Dedication is defined as being the quality of being dedicated or committed to a task or purpose. There are many words that are synonymous with dedication: commitment, wholeheartedness, enthusiasm, diligence, persistence, drive and purposefulness to name a few.
In so many regards, I have been able to tick the box and say that, yes, I have been a dedicated teacher.
If there was a task to be done, I would put my hand up, take it on and go to the ‘nth’ degree to make sure that it was completed to a high standard - a standard that I alone had set for myself. When programs needed to be handed in for checking, I would spend long hours fine tuning every last detail, which in itself is not a bad thing; it was the element of perfectionism that was taking its toll on me physically, not wanting to be open to criticism if something was not complete or missing. On other occasions where our school was being audited for compliance, I was diligent in supplying all documentation, not from a sense of care and respect, more from a sense of not wanting to be the one to let the team down.
There were long hours of preparation for lessons, often trawling through teacher resource sites on the Internet for hours on end. It appeared that I was doing double the work of the students, often arriving to class feeling tired and grumpy. My beautifully prepared lessons often went out the window, as I wasn’t connecting with the students, which they instantly felt, and then responded by acting out with uncooperative behaviour, leaving me to deal with it in a frazzled and overwhelmed state.
Although there were signs of being very committed and enthusiastic about my role, on reflection I can see that this came with a drive and persistence that left me feeling exhausted and often deflated.
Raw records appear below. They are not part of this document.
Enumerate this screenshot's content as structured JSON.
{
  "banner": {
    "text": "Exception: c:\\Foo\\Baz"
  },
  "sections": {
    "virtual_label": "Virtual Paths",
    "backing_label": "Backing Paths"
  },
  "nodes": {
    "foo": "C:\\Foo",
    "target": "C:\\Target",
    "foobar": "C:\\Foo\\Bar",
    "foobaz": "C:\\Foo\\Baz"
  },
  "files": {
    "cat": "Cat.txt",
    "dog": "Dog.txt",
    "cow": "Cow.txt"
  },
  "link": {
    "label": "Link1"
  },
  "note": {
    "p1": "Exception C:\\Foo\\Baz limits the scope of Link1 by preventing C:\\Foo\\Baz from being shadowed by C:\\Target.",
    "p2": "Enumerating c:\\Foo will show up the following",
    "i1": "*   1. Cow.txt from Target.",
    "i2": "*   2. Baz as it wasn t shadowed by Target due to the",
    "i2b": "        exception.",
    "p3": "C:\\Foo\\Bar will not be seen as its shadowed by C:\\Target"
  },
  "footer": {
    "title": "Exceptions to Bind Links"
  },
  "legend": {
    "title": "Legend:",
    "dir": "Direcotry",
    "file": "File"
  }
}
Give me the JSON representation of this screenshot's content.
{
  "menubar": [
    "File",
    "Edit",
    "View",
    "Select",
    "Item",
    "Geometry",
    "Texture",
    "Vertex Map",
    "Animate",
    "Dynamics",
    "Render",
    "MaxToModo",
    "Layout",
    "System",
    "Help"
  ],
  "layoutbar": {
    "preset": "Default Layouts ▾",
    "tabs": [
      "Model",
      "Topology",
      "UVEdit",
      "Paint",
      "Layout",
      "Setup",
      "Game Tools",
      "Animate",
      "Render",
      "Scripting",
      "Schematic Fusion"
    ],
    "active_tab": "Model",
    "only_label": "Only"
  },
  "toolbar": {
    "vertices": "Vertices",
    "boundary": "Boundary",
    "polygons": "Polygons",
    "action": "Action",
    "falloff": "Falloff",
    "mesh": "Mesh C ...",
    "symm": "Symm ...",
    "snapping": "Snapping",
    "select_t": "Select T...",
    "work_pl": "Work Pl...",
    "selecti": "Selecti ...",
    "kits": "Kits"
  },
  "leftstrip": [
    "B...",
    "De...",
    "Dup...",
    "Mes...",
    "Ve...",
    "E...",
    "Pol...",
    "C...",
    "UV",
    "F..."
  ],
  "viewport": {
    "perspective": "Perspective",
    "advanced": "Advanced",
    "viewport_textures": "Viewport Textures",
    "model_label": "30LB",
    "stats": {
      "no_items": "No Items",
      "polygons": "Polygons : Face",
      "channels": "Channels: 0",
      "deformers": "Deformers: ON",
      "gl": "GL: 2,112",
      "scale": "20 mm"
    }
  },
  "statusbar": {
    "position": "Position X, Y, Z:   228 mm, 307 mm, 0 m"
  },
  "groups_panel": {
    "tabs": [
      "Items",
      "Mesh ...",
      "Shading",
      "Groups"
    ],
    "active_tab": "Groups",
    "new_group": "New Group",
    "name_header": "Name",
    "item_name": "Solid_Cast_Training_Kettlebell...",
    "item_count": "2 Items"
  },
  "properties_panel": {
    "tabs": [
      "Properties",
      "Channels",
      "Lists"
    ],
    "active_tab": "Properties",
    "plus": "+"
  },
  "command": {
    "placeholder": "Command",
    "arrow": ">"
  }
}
Clearly, this interpretation of dedication wasn’t bringing me the personal satisfaction I was seeking, and I was forever questioning my choice of profession and wondering if there was a way out. I knew that I loved being with the students and felt that somewhere inside was a true teacher who was waiting to emerge, once I let go of all of the pressure I was putting on myself and started questioning the never-ending escalation in workload (often self-imposed).
Rather than burning the candle at both ends to make it appear that I had it all covered from a system perspective, I began experimenting with dedicating myself to my own well-being and introducing simple self-care measures into my day. When I was tired at the end of the day, I would dismiss the ‘to do’ list and tend to my own needs instead, which could mean eating a nutritious meal, resting or preparing things that would support me physically at work. This then developed into starting my day in a more self-caring way, making sure that I was fed and dressed with greater attention to detail around my own needs.
My attention also turned towards the people I was working with, rather than the paperwork that I so easily mastered. It was here that I found an area of my job that I had not fully appreciated - how important it was to really relate to my colleagues and the students in my care. Here was an opportunity for me to learn and to be more open to engaging and looking at ways of collaborating with colleagues and getting to know my students better.
My dedication as a teacher has come full circle, as I now feel that there is a purpose that goes beyond ticking the boxes as a teacher. Through my dedication to myself, first and foremost, I am a lot more open, flexible and accepting of whatever comes my way on any given teaching day. Attention to detail is still an important part of my role, and I realise now that it is the quality with which I engage in any task and the quality of care I bring to my relationships in the workplace that is really worth dedicating myself to.